**Task to complete:** The word "summary" may appear in the records below. Report how many lines contain it, and write nothing besides the number.

**Data records:**
━━━━━━━━
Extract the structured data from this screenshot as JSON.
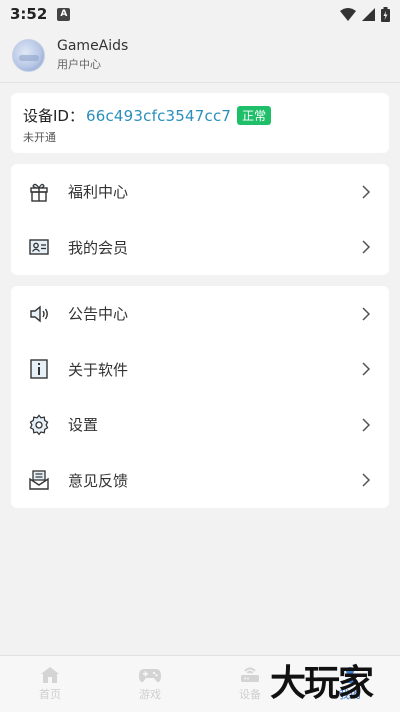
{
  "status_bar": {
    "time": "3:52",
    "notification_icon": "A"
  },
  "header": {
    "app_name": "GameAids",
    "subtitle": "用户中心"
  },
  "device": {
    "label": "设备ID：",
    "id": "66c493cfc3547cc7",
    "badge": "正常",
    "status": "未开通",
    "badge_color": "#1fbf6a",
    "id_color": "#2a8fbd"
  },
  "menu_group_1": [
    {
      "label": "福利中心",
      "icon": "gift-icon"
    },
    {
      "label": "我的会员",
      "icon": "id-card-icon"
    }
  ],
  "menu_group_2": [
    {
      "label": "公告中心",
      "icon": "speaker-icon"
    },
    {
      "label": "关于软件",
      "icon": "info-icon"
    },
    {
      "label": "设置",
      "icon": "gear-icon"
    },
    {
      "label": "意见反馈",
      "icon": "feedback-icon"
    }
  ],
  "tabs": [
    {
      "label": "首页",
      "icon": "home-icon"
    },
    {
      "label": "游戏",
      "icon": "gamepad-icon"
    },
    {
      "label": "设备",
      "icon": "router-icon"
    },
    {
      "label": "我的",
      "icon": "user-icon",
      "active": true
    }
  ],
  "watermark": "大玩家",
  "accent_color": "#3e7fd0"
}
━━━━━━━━
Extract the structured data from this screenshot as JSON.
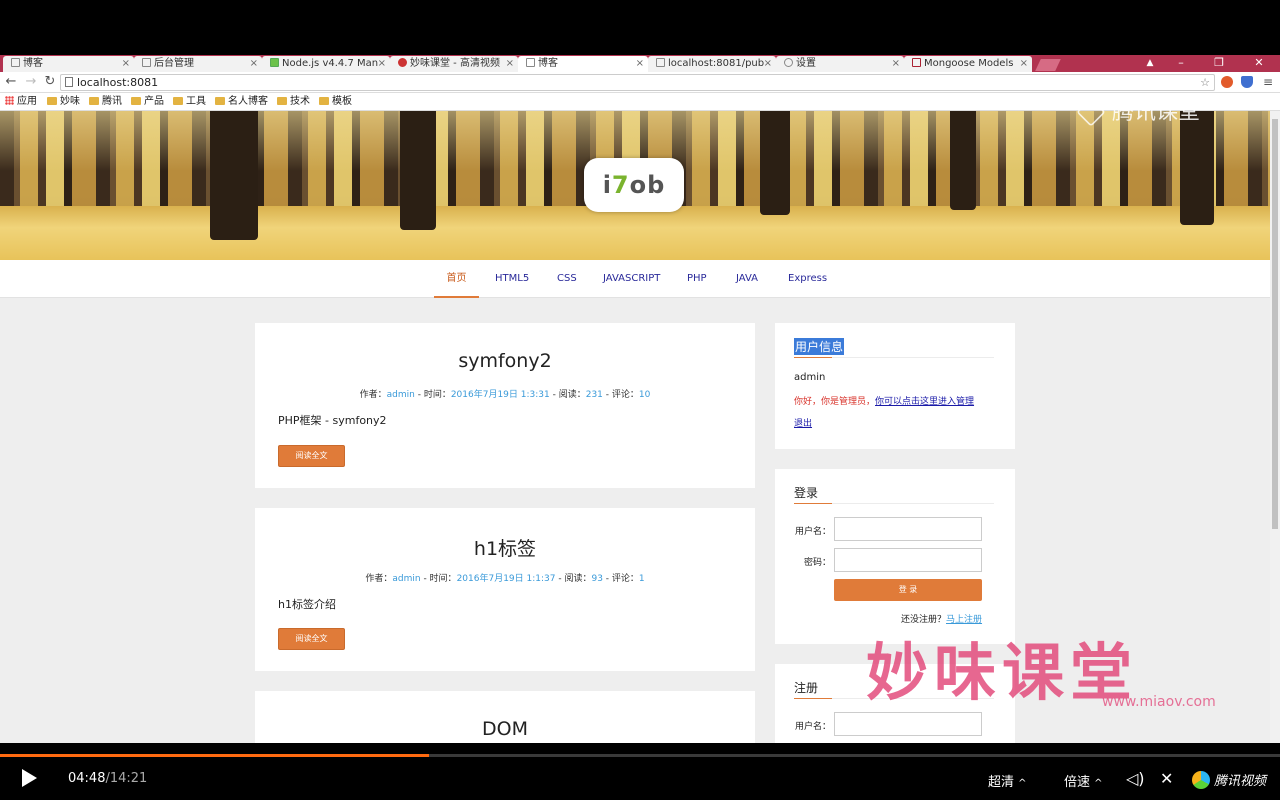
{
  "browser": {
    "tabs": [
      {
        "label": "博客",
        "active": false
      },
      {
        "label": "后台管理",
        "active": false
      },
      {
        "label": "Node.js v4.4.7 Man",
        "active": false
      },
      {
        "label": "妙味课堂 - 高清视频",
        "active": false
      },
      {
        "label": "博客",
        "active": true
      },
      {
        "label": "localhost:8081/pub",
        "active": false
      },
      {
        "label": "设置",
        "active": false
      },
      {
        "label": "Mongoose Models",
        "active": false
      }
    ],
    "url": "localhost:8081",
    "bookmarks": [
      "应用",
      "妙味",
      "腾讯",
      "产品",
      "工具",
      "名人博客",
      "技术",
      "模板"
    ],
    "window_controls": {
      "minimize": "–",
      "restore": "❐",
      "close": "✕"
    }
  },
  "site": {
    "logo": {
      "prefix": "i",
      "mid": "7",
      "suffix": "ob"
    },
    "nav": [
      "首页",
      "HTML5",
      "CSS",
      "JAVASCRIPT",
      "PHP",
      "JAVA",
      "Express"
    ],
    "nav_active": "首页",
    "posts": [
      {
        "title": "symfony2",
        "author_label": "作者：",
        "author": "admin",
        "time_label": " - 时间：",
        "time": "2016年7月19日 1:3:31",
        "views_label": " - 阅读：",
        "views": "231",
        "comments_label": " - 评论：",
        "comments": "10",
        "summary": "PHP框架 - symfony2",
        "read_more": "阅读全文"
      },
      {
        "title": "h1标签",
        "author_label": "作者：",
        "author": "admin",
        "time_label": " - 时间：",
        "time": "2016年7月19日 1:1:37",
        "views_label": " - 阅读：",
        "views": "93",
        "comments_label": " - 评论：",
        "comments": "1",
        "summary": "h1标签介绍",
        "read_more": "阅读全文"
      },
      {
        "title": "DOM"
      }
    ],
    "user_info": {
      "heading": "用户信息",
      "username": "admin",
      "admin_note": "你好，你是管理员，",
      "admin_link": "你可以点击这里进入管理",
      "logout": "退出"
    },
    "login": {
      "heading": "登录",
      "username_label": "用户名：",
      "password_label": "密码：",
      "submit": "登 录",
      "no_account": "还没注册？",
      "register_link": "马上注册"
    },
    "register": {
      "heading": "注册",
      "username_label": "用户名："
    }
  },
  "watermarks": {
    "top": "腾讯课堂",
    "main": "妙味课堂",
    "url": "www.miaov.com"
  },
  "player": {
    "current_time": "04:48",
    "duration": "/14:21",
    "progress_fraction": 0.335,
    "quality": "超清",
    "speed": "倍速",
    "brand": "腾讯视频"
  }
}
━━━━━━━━
**Completed task:** 2